Why is the typological classification of Biblical Hebrew word order important? Aside from simple accuracy in a description of the language’s syntax, the implications for assessing the pragmatic structure of ‘simple’ SV and VS clauses—and thus being able to interpret such clauses in a contextually sensitive way—is at stake. If Biblical Hebrew is a VS language (and SV is not a free alternative order), then all SV clauses must reflect the fronting of the Subject for clear reason, such as Topic or Focus-marking. On the flip side, if SV is the basic order, then 1) not all SV clauses need reflect a pragmatic role for the Subject, and 2) unless VS is a free alternative, then the few simple VS clauses that exist must either reflect Focus-marking on the Verb or some other reason motivating the Verb-fronting.
Well, that’s all folks. For the task of setting the study of biblical Hebrew word order on sound linguistic footing, I hope this series has been provocative and perhaps inspiring.
Aldridge, Edith. 2010. Directionality in Word Order Change in Austronesian Languages. Pp. 169-80 in Continuity and Change in Grammar, ed. A. Breitbarth, et al. Amsterdam: John Benjamins.
Carnie, Andrew, and Eithne Guilfoyle, eds. 2000. The Syntax of Verb Initial Languages. Oxford Studies in Comparative Syntax. Oxford: Oxford University Press.
Carnie, Andrew, Heidi Harley, and Sheila Ann Dooley, eds. 2005. Verb First: On the Syntax of Verb-Initial Languages 73. Linguistik Aktuell / Linguistics Today. Amsterdam: John Benjamins.
Doron, Edit. 2000. VSO and Left-Conjunct Agreement: Biblical Hebrew vs. Modern Hebrew. Pp. 75-95 in The Syntax of Verb-Initial Language, ed. Andrew Carnie and Eithne Guilfoyle. Oxford: Oxford University Press.
Givón, Talmy. 1977. The Drift from VSO to SVO in Biblical Hebrew: the Pragmatics of Tense-Aspect. Pp. 184-254 in Mechanisms of Syntactic Change, ed. Charles N. Li. Austin: University of Texas Press.
Grüning, André. 2002. Why Verb-Initial Languages are Not So Frequent. Paper presented at the International Summer School in Cognitive Science. Sofia, Bulgaria, May 31.
Hale, Mark. 2007. Historical Linguistics: Theory and Method. Blackwell Textbooks in Linguistics 21. Malden, MA: Blackwell.
Holmstedt, Robert D. 2009. So-Called ‘First-Conjunct Agreement’ in Biblical Hebrew. Pp. 105-29 in Afroasiatic Studies in Memory of Robert Hetzron: Proceedings of the 35th Annual Meeting of the North American Conference on Afroasiatic Linguistics (NACAL 35), ed. Charles Häberl. Newcastle on Tyne, UK: Cambridge Scholars.

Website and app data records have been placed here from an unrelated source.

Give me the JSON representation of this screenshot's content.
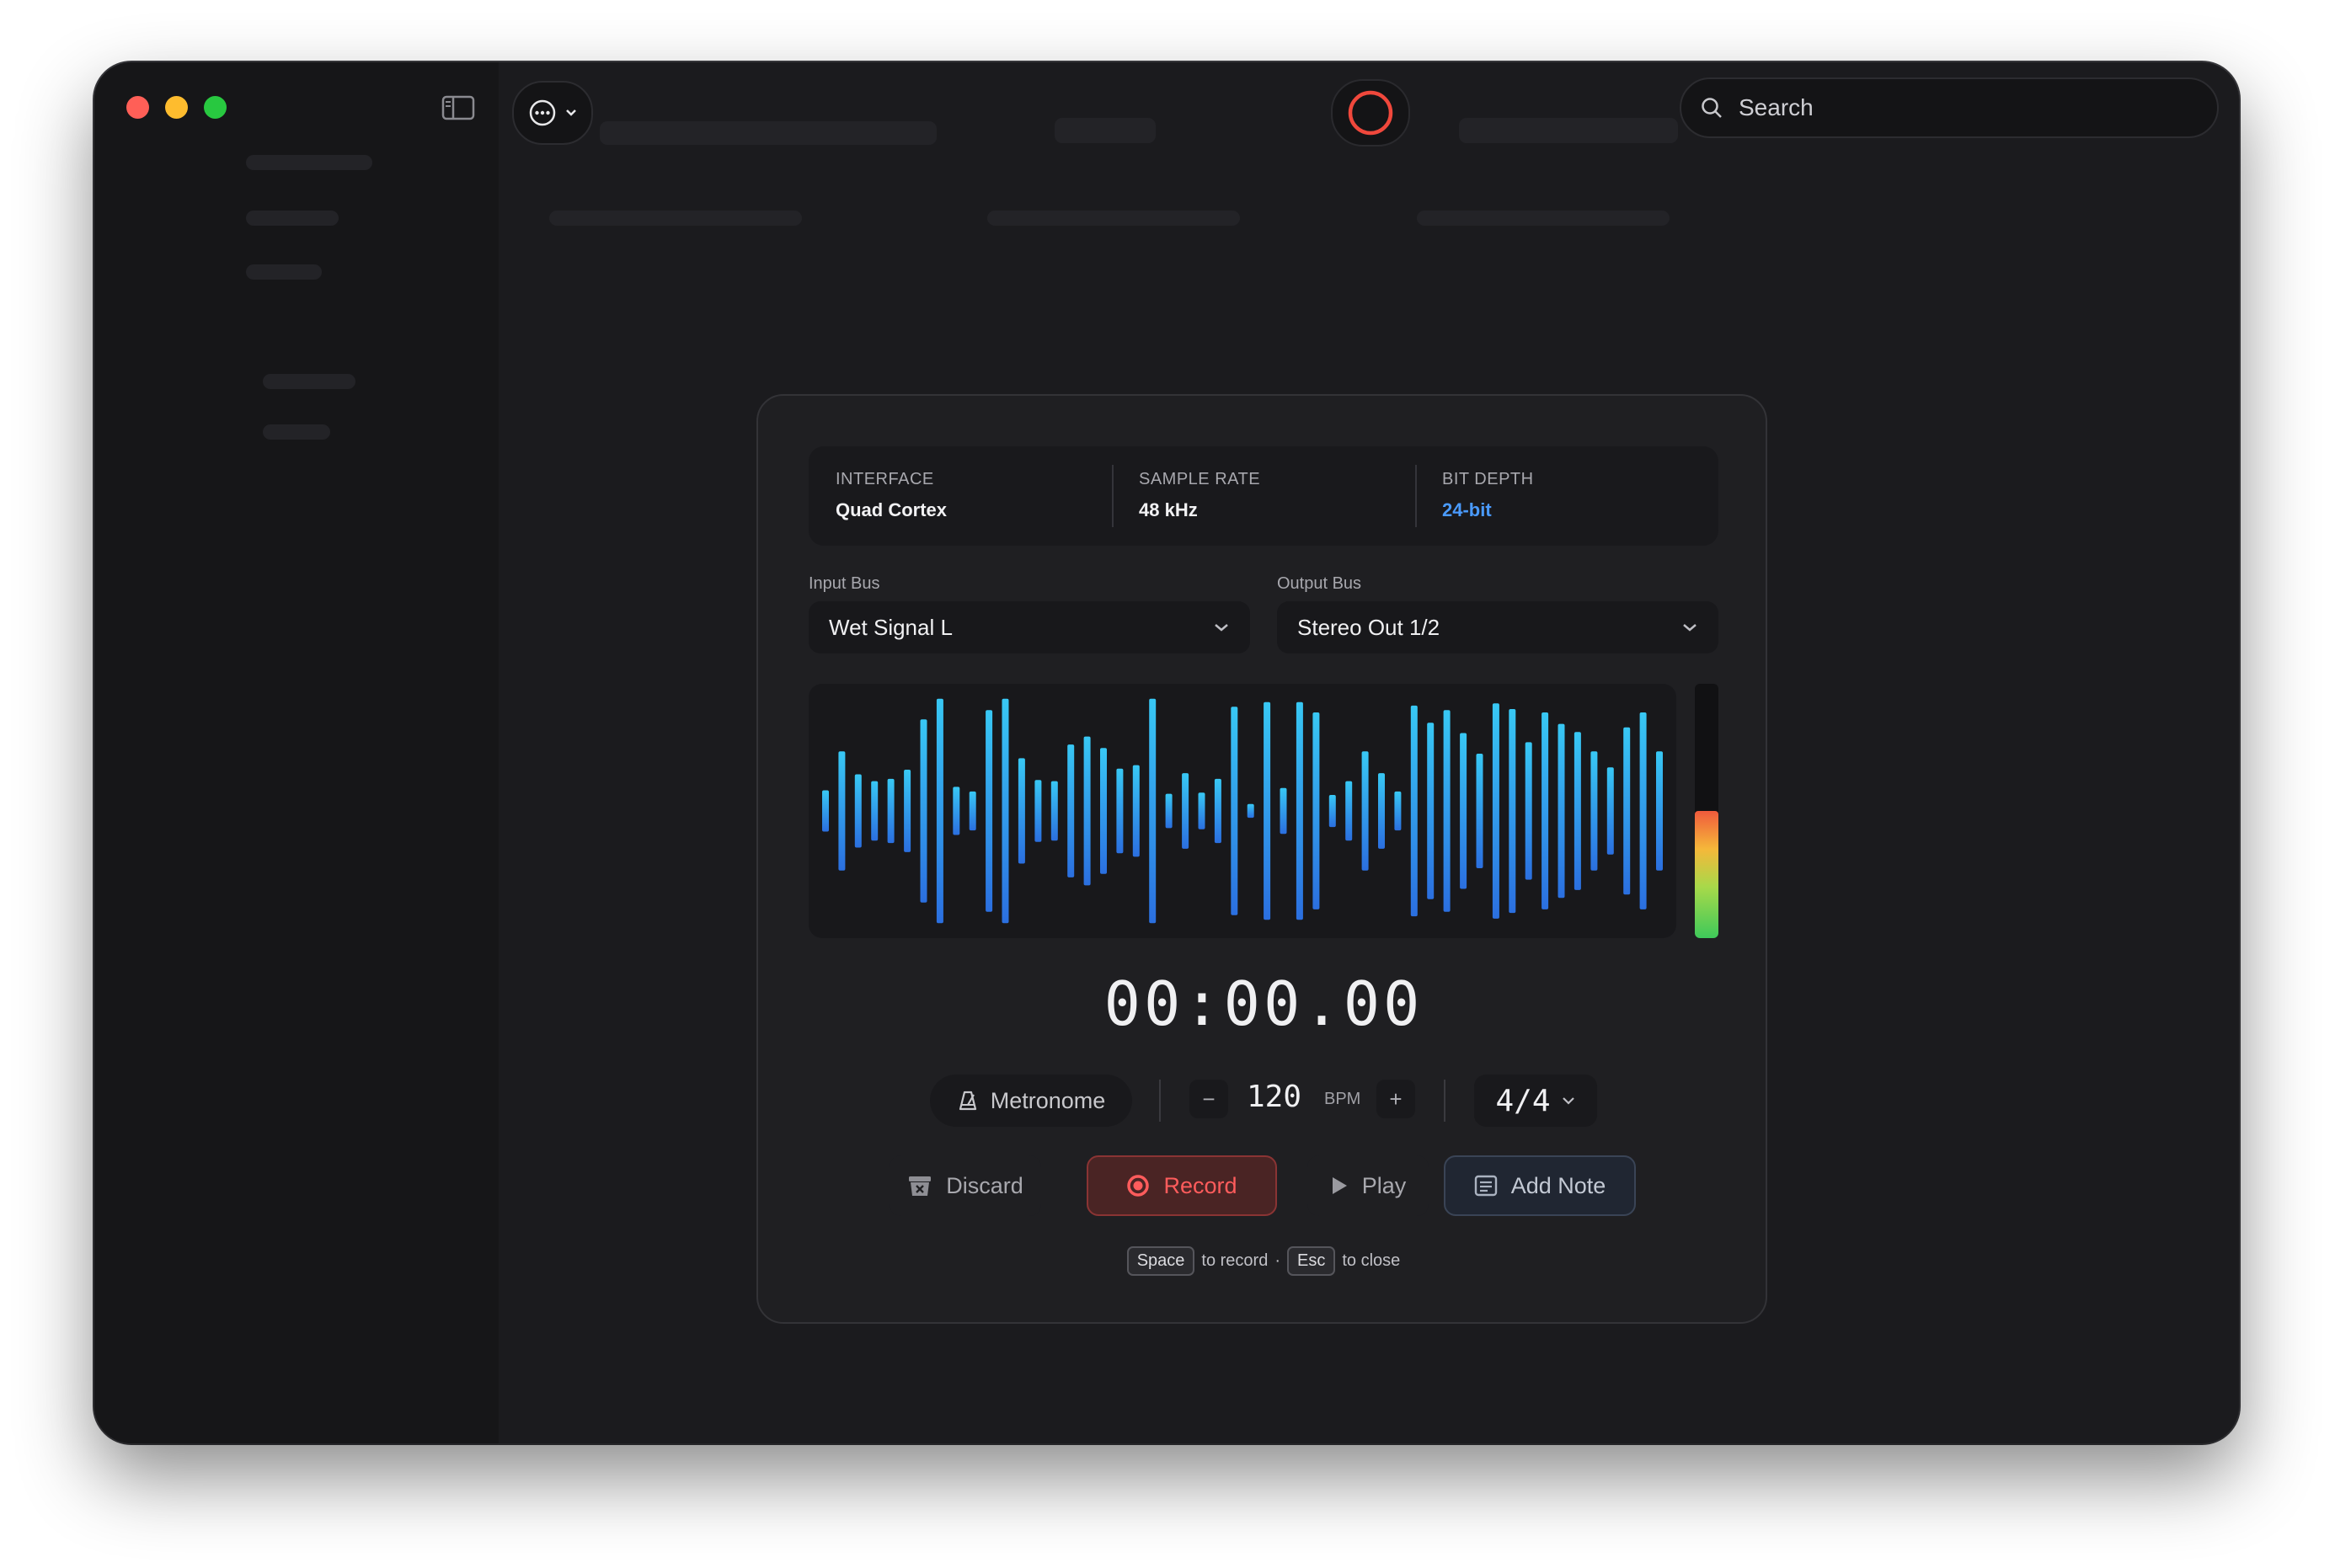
{
  "search": {
    "placeholder": "Search"
  },
  "colors": {
    "accent": "#4a9bff",
    "record": "#ff5c5c",
    "waveform_top": "#38c8f4",
    "waveform_bottom": "#2b6fe0",
    "traffic_close": "#ff5f57",
    "traffic_min": "#febc2e",
    "traffic_max": "#28c840"
  },
  "icons": {
    "sidebar_toggle": "sidebar-icon",
    "more": "ellipsis-circle-icon",
    "record_status": "record-ring-icon",
    "search": "magnifier-icon"
  },
  "dialog": {
    "info": [
      {
        "label": "INTERFACE",
        "value": "Quad Cortex"
      },
      {
        "label": "SAMPLE RATE",
        "value": "48 kHz"
      },
      {
        "label": "BIT DEPTH",
        "value": "24-bit"
      }
    ],
    "input_bus": {
      "label": "Input Bus",
      "value": "Wet Signal L"
    },
    "output_bus": {
      "label": "Output Bus",
      "value": "Stereo Out 1/2"
    },
    "waveform_amplitudes": [
      0.18,
      0.52,
      0.32,
      0.26,
      0.28,
      0.36,
      0.8,
      0.98,
      0.21,
      0.17,
      0.88,
      0.98,
      0.46,
      0.27,
      0.26,
      0.58,
      0.65,
      0.55,
      0.37,
      0.4,
      0.98,
      0.15,
      0.33,
      0.16,
      0.28,
      0.91,
      0.06,
      0.95,
      0.2,
      0.95,
      0.86,
      0.14,
      0.26,
      0.52,
      0.33,
      0.17,
      0.92,
      0.77,
      0.88,
      0.68,
      0.5,
      0.94,
      0.89,
      0.6,
      0.86,
      0.76,
      0.69,
      0.52,
      0.38,
      0.73,
      0.86,
      0.52
    ],
    "meter_level": 0.5,
    "timer": "00:00.00",
    "metronome_label": "Metronome",
    "bpm_minus": "−",
    "bpm_value": "120",
    "bpm_unit": "BPM",
    "bpm_plus": "+",
    "time_signature": "4/4",
    "buttons": {
      "discard": "Discard",
      "record": "Record",
      "play": "Play",
      "add_note": "Add Note"
    },
    "hint": {
      "key1": "Space",
      "text1": "to record",
      "dot": "·",
      "key2": "Esc",
      "text2": "to close"
    }
  }
}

Myhill, John. 1985. Pragmatic and Categorial Correlates of VS Word Order. Lingua 66: 177-200.